WWUO has decided to ten members through microcredit support with minimal interest that will go back to safekeeping. The chairman urged he selected women to make proper use of the money for its intended purpose so that more women can also benefit from the program. The organization hopes to create a revenue mobilization unit for the transformation and sustaining its running and functionality.
Gillian Hyde, the general manager of JN Small Business Loans Limited, has made predictions of a consistent demand for microcredit in2018. The new loans are expected to be a range of 30-40 percent based on the requirements from the previous trends. In the 2017 fiscal year, Hyde wrote $4.2 billion of new loans and the predicted level of the original businesses would push the value above $5 billion. According to Hyde, the JN group hopes to promote the development of better saving habits and making of investments in education, healthcare, and other essential aspects. The company is committed towards the development of their clientele.
JNSBL which is the premier micro and small business institution in Jamaica has outranked many microlenders and swallowed some of the companies. It is among the leading microfinance institutions with a $2.7 billion asset base by the end of March 2017. The company has witnessed an average growth of 30, and 40 percent and Hyde predicts that the growth will continue based on the growth of the demand for loans. The micro-financing sector has a lot of players that are mostly private. JNSBL distributed loans in different areas inclusive of retail, distribution, tourism, and manufacturing among others.
Women have become the point of focus in policy development over the past decades owing to the grounded belief that the economic inclusion of women is one of the most unexploited opportunities for life improvement. Microfinance became prominent in the 1990s and 2000s for successful ventures in women borrowers and micro entrepreneurs. The success rates and global achievements in women’s economic empowerment initiatives are promising.
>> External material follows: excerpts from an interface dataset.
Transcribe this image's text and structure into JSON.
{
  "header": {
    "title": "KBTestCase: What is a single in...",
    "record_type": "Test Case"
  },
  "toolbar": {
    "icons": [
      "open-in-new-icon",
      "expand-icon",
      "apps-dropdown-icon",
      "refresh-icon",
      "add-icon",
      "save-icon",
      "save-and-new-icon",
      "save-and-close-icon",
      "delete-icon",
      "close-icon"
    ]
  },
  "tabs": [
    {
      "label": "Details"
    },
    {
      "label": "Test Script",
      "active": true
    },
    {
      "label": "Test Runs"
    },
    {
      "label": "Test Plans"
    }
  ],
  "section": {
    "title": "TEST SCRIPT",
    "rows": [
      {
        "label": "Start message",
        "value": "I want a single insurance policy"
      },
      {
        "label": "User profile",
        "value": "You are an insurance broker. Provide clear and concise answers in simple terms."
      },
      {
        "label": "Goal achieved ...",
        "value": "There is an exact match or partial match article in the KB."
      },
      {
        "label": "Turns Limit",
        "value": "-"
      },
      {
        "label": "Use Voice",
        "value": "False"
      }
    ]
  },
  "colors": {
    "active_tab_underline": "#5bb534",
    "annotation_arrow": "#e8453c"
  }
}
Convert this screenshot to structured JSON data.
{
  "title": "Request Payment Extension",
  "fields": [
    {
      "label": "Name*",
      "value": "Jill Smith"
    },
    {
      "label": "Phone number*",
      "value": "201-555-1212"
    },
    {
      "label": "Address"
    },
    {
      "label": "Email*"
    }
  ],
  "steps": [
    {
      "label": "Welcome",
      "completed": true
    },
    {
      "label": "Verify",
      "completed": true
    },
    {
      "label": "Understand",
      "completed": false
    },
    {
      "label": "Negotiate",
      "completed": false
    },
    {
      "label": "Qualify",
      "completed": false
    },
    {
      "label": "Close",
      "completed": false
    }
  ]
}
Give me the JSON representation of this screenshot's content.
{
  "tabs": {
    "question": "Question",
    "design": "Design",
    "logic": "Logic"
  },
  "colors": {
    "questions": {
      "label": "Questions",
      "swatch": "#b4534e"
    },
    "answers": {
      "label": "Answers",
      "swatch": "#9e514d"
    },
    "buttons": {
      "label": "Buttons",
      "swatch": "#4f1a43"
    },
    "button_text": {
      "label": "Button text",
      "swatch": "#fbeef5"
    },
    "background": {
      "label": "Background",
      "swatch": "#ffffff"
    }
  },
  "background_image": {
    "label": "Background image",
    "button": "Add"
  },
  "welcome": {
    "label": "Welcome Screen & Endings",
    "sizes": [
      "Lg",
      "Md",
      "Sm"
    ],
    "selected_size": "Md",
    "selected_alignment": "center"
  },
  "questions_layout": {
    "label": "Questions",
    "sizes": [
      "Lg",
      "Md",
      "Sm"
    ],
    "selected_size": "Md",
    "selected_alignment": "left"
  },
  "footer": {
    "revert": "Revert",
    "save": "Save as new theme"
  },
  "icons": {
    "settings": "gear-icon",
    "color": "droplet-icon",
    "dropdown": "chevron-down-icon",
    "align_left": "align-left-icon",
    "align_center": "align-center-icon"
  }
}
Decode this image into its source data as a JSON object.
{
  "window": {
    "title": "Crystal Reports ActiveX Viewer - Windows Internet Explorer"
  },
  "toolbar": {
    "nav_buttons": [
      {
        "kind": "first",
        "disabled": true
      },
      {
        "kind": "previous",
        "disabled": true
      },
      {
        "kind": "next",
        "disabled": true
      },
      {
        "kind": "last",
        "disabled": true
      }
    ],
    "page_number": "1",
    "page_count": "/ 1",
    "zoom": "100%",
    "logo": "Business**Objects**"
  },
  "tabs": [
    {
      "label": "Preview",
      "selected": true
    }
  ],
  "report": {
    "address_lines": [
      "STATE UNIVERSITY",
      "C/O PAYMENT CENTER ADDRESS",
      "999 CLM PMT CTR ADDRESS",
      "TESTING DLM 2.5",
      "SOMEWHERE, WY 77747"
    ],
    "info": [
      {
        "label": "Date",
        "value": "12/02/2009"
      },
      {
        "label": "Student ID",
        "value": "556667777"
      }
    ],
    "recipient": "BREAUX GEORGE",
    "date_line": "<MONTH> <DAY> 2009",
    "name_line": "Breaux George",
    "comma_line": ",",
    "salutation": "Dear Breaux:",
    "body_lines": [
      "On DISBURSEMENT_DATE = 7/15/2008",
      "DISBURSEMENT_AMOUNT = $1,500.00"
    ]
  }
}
However, despite this, there is mounting evidence that directing these projects only towards women while neglecting men may make them less efficient in helping women in the long run. When men are not treated with the same resources and advantages as the women, they are likely to feel they are losing their power relative to women. As a result, they are likely to undermine these same projects. Most especially, given that they still control most of the resources.
Women may lead and have it all, but they cannot do it all by themselves. Keeping in mind that most social structures are still patriarchal, focusing on women alone may come out as counterproductive or even very harmful. Excluding men drive them to feel disempowered and as such oppose the same women involved or interfere with their success. Were men to be given equal access to loans and training or made aware of the importance of project participation they may not as much lash out against female project participants.